Reuters - Innovations Video Online (Oct. 24, 2014) Miniature deep sea animals discovered off the Australian coast almost three decades ago are puzzling scientists, who say the organisms have proved impossible to categorise. Academics at the Natural History of Denmark have appealed to the world scientific community for help, saying that further information on Dendrogramma enigmatica and Dendrogramma discoides could answer key evolutionary questions. Jim Drury has more. Video provided by Reuters
Powered by NewsLook.com
Black Bear Cub Goes Sunday Shopping

Black Bear Cub Goes Sunday Shopping

Reuters - Light News Video Online (Oct. 23, 2014) Price check on honey? Bear cub startles Oregon drugstore shoppers. Rough Cut (no reporter narration). Video provided by Reuters
Powered by NewsLook.com
Dances With Wolves in China's Wild West

Dances With Wolves in China's Wild West

AFP (Oct. 23, 2014) One man is on a mission to boost the population of wolves in China's violence-wracked far west. The animal - symbol of the Uighur minority there - is under threat with a massive human resettlement program in the region. Duration: 00:41 Video provided by AFP
Powered by NewsLook.com
Breakfast Debate: To Eat Or Not To Eat?

Breakfast Debate: To Eat Or Not To Eat?

Newsy (Oct. 23, 2014) Conflicting studies published in the same week re-ignited the debate over whether we should be eating breakfast. Video provided by Newsy
Powered by NewsLook.com

Search ScienceDaily

Number of stories in archives: 140,361

Find with keyword(s):
Enter a keyword or phrase to search ScienceDaily for related topics and research stories.

Save/Print:
Share:

Breaking News:

Strange & Offbeat Stories


Plants & Animals

Earth & Climate

Fossils & Ruins

In Other News

... from NewsDaily.com

Science News

Health News

Environment News

Technology News



Save/Print:
Share:

Free Subscriptions


Get the latest science news with ScienceDaily's free email newsletters, updated daily and weekly. Or view hourly updated newsfeeds in your RSS reader:

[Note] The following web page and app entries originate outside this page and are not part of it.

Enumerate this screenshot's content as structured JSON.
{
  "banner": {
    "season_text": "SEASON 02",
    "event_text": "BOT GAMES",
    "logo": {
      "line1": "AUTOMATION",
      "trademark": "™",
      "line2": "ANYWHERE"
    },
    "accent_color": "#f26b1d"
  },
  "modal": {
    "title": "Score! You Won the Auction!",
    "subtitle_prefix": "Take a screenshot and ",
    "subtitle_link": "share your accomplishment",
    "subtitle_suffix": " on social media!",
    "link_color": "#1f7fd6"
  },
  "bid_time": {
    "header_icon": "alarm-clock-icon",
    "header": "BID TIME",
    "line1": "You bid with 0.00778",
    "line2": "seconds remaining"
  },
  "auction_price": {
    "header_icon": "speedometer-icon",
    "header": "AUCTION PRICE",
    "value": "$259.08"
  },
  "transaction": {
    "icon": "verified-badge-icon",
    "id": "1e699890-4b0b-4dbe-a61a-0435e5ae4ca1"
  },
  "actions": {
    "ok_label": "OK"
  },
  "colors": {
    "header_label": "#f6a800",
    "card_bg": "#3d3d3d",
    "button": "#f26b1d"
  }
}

Get Social & Mobile


Keep up to date with the latest news from ScienceDaily via social networks and mobile apps:

Have Feedback?


Tell us what you think of ScienceDaily -- we welcome both positive and negative comments. Have any problems using the site? Questions?
Mobile: iPhone Android Web
Follow: Facebook Twitter Google+
Subscribe: RSS Feeds Email Newsletters
Latest Headlines Health & Medicine Mind & Brain Space & Time Matter & Energy Computers & Math Plants & Animals Earth & Climate Fossils & Ruins